_Entries shown_
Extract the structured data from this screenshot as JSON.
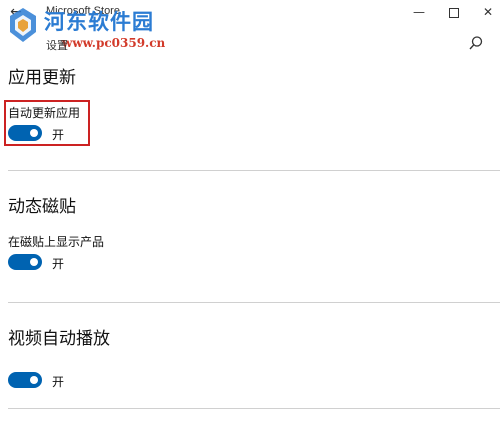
{
  "window": {
    "app_title": "Microsoft Store",
    "back_glyph": "←",
    "minimize_glyph": "—",
    "close_glyph": "✕"
  },
  "watermark": {
    "name": "河东软件园",
    "url": "www.pc0359.cn"
  },
  "page": {
    "title": "设置"
  },
  "sections": [
    {
      "title": "应用更新",
      "setting_label": "自动更新应用",
      "toggle_state": "开",
      "toggle_on": true,
      "highlighted": true
    },
    {
      "title": "动态磁贴",
      "setting_label": "在磁贴上显示产品",
      "toggle_state": "开",
      "toggle_on": true
    },
    {
      "title": "视频自动播放",
      "setting_label": "",
      "toggle_state": "开",
      "toggle_on": true
    }
  ],
  "colors": {
    "accent": "#0063b1",
    "highlight": "#cc2222",
    "watermark_blue": "#2b7cd3",
    "watermark_red": "#d23a2a"
  }
}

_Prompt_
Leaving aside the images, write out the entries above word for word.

_Task solution_
Extract the structured data from this screenshot as JSON.
{
  "window": {
    "app_title": "Microsoft Store",
    "back_glyph": "←",
    "minimize_glyph": "—",
    "close_glyph": "✕"
  },
  "watermark": {
    "name": "河东软件园",
    "url": "www.pc0359.cn"
  },
  "page": {
    "title": "设置"
  },
  "sections": [
    {
      "title": "应用更新",
      "setting_label": "自动更新应用",
      "toggle_state": "开",
      "toggle_on": true,
      "highlighted": true
    },
    {
      "title": "动态磁贴",
      "setting_label": "在磁贴上显示产品",
      "toggle_state": "开",
      "toggle_on": true
    },
    {
      "title": "视频自动播放",
      "setting_label": "",
      "toggle_state": "开",
      "toggle_on": true
    }
  ],
  "colors": {
    "accent": "#0063b1",
    "highlight": "#cc2222",
    "watermark_blue": "#2b7cd3",
    "watermark_red": "#d23a2a"
  }
}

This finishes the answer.